• _TASK STATEMENT_
Of the lines below, copy those that hold the word "JSON".

======== TASK DATA ========

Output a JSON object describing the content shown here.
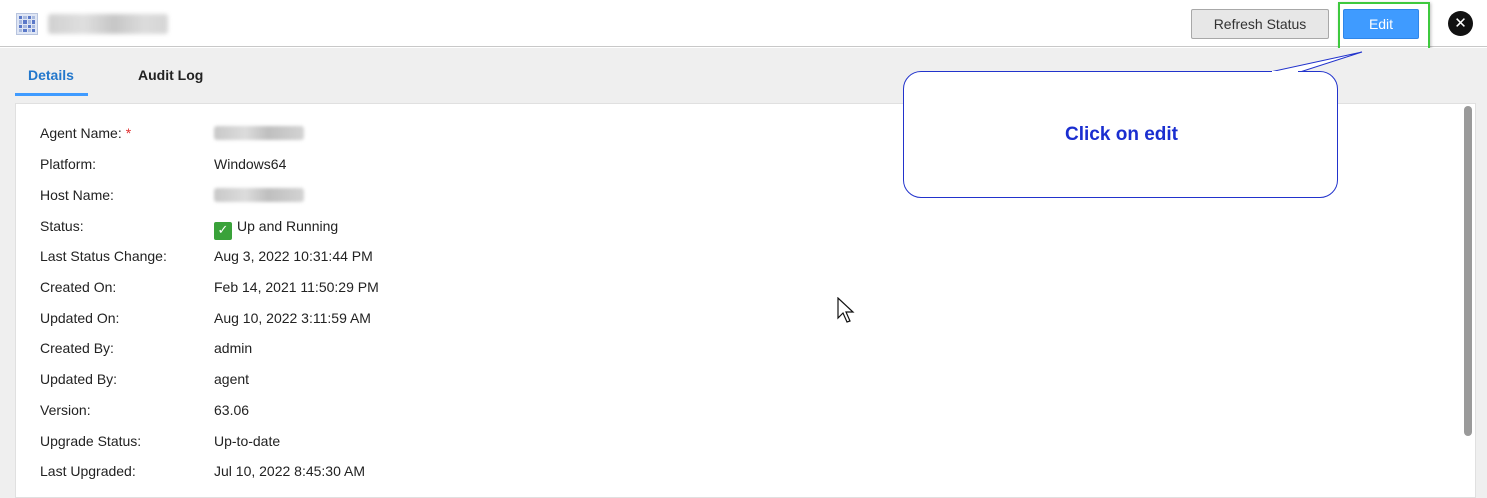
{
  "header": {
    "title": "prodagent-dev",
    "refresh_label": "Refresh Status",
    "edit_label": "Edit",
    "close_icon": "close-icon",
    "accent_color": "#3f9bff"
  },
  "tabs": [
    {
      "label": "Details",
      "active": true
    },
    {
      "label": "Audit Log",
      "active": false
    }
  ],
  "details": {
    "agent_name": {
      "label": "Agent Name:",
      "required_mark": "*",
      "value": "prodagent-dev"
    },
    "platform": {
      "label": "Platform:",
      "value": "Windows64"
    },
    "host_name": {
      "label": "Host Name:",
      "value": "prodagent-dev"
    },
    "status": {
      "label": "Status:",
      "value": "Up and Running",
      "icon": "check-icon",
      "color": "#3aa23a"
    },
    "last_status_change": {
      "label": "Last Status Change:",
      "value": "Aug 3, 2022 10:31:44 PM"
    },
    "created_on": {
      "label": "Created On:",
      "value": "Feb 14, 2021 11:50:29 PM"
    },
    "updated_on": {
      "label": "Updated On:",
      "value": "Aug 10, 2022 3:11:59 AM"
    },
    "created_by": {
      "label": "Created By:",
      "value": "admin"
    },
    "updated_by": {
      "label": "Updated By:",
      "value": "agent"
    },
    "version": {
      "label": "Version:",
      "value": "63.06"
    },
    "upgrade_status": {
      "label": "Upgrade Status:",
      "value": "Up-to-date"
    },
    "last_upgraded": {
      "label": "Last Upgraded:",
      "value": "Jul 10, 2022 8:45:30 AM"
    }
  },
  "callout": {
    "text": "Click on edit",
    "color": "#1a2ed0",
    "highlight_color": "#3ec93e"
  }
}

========
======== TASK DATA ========

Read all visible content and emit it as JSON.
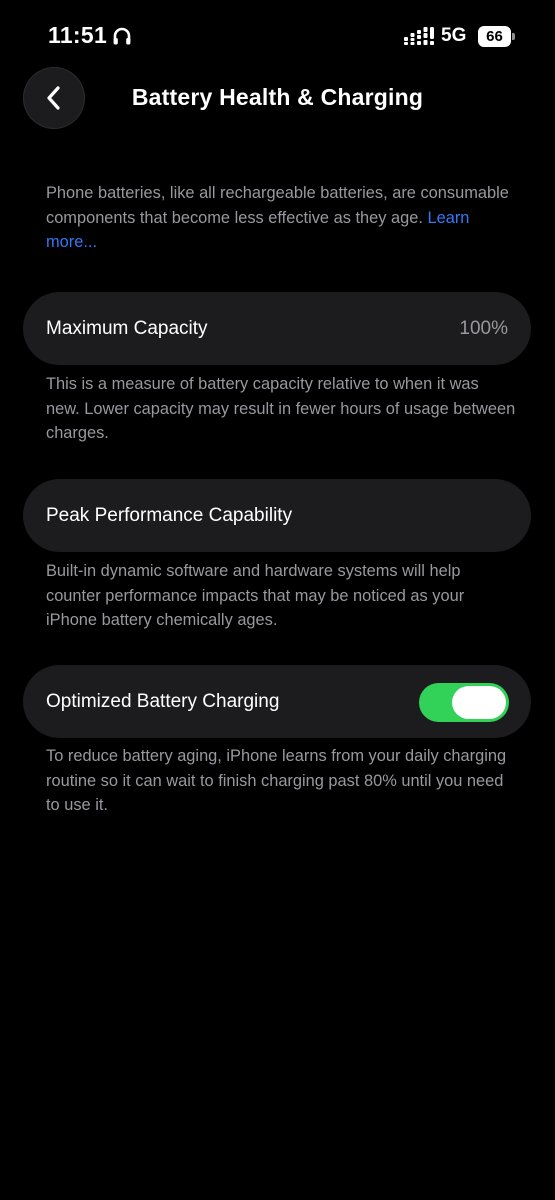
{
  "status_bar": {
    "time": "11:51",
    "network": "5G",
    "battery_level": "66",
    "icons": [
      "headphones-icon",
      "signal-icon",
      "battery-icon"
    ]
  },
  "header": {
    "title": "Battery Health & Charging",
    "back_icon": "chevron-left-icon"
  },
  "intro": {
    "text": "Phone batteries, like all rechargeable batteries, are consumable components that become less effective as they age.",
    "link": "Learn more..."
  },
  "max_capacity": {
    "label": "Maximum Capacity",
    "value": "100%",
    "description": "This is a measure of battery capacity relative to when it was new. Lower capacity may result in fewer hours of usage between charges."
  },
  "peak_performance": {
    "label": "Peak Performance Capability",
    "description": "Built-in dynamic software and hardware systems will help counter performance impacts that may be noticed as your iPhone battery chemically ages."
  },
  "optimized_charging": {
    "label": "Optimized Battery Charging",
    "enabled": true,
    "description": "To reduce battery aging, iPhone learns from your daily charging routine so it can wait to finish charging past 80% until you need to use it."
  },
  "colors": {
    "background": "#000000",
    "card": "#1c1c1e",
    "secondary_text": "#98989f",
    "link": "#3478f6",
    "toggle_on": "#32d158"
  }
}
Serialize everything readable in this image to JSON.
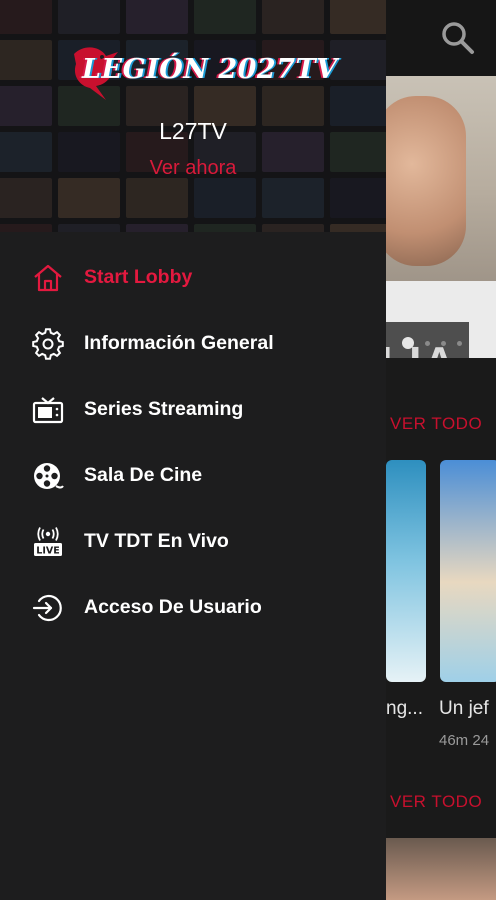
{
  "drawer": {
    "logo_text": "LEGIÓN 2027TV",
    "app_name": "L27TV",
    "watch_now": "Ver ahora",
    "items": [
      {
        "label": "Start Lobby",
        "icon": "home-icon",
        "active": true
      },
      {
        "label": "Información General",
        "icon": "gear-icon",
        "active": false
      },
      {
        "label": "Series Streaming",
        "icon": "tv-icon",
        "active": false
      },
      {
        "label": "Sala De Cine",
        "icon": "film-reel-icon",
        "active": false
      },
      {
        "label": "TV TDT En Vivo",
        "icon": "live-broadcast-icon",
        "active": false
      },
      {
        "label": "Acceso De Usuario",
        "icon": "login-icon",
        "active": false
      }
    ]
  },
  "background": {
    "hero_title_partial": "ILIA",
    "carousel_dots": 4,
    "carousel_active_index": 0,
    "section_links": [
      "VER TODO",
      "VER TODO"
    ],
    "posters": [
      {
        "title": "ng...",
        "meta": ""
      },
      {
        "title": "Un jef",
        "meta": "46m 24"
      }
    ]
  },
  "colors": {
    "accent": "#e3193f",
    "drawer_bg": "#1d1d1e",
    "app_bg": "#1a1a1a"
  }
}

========
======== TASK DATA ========

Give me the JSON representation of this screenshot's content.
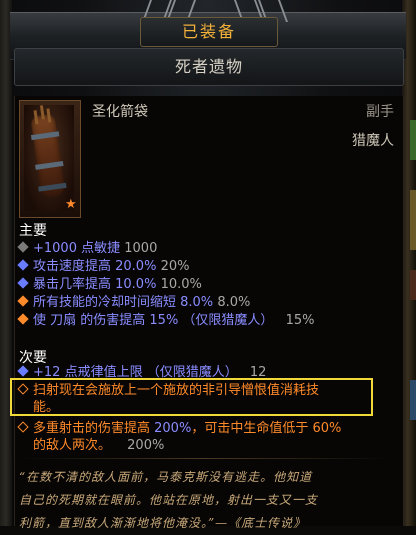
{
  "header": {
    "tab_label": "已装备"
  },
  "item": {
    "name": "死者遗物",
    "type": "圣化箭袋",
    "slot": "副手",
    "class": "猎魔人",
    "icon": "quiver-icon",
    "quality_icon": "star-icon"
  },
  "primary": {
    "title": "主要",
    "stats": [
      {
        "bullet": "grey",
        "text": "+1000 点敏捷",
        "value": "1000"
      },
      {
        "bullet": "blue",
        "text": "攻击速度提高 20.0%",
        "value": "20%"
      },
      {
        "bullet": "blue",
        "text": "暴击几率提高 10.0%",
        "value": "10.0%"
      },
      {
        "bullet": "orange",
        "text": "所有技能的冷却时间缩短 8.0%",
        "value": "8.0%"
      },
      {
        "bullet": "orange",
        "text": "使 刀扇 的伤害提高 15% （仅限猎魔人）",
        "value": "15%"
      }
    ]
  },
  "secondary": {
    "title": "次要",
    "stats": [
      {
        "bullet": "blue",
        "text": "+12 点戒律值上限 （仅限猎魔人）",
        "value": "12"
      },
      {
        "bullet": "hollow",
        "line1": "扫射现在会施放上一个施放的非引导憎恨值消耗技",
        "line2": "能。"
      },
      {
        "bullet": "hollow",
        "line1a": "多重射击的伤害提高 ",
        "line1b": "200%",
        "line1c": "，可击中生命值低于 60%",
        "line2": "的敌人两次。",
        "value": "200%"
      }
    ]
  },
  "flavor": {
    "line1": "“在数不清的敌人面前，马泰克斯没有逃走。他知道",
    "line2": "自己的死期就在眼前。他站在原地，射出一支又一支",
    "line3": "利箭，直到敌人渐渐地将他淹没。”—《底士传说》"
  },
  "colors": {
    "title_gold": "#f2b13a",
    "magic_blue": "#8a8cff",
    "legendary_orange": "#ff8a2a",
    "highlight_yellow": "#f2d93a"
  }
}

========

• _OUTPUT OF THE EXERCISE_
Output a JSON object describing the content shown here.
Read all visible content and emit it as JSON.
Serialize everything readable in this image to JSON.
Give me the JSON representation of this screenshot's content.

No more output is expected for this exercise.